*** Opening of Data provided ***

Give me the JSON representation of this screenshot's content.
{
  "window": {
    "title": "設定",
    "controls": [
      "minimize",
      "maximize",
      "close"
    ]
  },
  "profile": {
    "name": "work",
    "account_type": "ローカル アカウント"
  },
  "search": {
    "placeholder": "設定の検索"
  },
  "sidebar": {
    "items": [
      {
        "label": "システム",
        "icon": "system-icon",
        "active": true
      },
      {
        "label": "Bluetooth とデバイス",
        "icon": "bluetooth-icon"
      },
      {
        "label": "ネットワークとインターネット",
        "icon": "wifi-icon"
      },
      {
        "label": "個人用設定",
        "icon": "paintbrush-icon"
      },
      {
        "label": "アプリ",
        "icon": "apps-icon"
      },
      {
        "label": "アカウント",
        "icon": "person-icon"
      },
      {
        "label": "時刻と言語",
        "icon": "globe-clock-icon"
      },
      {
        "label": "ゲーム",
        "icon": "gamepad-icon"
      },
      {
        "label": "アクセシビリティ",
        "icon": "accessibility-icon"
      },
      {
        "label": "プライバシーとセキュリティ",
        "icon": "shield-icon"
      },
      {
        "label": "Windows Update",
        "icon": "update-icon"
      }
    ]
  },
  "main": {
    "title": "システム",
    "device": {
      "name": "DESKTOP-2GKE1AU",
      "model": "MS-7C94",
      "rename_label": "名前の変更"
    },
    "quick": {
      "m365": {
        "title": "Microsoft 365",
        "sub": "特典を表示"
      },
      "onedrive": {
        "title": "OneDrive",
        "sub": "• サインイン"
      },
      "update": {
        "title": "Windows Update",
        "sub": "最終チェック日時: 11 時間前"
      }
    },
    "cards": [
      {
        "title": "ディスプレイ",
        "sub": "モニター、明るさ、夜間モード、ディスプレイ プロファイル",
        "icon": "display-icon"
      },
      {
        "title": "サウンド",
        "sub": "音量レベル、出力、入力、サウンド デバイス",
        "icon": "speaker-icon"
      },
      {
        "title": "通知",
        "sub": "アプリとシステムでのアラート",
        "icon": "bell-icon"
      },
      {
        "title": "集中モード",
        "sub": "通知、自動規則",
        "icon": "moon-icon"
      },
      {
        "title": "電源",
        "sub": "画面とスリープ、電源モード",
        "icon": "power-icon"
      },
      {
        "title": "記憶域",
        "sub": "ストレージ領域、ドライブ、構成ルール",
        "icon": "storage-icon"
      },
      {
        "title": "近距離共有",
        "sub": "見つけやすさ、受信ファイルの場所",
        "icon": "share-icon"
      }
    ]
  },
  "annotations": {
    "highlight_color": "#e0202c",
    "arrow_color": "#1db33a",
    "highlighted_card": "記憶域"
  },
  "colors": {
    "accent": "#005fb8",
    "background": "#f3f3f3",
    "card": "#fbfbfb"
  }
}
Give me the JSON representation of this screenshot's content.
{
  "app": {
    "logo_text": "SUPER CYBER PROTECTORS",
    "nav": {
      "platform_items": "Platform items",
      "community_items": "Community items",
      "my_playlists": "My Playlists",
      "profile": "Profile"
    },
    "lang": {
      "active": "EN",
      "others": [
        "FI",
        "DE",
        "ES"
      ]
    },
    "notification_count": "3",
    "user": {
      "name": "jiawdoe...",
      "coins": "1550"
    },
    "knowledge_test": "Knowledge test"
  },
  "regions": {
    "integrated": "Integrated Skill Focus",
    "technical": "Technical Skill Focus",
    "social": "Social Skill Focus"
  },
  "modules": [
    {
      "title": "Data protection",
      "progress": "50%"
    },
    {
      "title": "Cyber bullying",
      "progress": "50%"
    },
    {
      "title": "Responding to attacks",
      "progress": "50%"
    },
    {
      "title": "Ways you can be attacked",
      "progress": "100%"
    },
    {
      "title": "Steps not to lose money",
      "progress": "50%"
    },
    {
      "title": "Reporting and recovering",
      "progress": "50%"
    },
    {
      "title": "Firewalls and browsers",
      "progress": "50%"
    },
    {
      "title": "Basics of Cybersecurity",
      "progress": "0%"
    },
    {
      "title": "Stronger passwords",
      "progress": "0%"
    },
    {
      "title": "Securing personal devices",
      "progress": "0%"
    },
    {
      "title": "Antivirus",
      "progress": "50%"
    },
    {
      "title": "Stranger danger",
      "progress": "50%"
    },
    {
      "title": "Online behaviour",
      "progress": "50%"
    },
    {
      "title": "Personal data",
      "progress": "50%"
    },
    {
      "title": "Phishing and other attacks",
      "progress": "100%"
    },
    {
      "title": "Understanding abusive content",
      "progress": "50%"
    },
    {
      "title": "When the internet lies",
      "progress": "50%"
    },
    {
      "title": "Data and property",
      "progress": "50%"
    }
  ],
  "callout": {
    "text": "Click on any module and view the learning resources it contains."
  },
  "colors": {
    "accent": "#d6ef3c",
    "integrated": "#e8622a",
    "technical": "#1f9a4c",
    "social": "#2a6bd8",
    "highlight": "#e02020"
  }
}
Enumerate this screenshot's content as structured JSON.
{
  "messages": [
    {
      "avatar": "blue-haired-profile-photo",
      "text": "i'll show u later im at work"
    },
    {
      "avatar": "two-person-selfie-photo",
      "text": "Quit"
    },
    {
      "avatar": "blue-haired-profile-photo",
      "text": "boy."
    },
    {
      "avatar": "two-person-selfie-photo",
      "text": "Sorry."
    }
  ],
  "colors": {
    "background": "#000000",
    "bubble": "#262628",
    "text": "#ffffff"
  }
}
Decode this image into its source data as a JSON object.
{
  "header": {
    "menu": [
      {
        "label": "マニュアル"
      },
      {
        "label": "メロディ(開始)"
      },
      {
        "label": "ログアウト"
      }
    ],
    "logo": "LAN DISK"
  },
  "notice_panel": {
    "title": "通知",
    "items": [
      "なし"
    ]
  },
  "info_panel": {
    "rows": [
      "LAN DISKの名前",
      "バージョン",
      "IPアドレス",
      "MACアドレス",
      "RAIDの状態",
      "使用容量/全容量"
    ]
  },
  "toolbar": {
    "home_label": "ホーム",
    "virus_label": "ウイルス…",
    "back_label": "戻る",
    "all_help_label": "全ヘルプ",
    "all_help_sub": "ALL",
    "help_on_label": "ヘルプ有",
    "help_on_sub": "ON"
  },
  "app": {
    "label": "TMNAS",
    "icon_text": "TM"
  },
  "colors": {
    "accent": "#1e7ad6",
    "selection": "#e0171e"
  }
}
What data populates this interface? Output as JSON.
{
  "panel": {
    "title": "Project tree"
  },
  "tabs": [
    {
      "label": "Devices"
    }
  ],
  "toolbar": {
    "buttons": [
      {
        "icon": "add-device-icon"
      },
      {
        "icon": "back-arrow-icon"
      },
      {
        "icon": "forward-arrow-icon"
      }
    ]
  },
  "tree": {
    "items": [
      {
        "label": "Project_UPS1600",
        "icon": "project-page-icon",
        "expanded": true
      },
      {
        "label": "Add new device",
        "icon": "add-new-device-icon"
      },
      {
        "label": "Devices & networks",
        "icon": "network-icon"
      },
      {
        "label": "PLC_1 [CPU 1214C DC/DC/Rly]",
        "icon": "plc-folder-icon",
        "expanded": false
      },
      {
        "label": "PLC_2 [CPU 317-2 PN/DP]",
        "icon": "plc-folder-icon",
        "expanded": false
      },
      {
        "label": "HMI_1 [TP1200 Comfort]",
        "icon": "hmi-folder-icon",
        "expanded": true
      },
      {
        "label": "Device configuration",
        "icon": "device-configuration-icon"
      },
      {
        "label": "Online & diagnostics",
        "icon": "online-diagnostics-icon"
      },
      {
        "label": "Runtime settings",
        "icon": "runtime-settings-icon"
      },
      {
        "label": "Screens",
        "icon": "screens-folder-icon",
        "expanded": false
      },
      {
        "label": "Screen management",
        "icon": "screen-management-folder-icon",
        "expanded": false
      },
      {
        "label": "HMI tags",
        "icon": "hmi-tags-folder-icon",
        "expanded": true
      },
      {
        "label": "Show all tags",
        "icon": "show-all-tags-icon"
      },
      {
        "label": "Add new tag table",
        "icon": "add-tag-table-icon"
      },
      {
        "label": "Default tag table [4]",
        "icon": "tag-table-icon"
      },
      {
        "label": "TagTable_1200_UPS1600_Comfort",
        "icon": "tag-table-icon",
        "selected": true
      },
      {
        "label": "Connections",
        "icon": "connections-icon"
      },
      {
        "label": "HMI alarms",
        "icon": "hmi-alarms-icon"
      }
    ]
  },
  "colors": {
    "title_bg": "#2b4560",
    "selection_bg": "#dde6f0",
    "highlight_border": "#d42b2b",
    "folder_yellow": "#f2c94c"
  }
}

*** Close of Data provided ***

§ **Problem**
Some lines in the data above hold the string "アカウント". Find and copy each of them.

§ **Response to the exercise**
    "account_type": "ローカル アカウント"
        "label": "アカウント",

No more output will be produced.